### TASK ITEM
Counting task for the data below: how many lines hold the word "selection"? Answer with the number only.

= Beginning of Section =

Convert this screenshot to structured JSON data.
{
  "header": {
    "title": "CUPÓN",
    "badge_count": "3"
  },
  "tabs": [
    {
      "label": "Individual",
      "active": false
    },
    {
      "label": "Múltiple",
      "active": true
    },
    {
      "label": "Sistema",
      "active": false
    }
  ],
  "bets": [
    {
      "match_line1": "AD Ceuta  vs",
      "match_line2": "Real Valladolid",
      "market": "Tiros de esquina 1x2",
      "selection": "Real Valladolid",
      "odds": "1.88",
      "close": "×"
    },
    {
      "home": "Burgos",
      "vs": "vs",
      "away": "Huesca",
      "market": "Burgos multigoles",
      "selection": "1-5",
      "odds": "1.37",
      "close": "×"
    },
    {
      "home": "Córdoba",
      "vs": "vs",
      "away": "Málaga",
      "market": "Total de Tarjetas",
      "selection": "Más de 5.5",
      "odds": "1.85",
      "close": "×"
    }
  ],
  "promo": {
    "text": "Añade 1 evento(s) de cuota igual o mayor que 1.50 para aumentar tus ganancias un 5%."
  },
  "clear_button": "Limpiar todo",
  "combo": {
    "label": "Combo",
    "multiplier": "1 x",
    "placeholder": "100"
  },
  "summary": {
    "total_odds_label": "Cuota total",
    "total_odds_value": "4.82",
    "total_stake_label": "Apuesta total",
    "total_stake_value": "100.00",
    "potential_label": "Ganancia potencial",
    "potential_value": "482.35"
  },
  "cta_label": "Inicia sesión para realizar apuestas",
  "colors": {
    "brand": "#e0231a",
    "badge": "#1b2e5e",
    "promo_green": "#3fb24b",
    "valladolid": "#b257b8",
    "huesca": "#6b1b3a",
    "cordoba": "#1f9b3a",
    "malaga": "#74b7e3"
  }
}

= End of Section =

### REPLY TO THE EXERCISE
3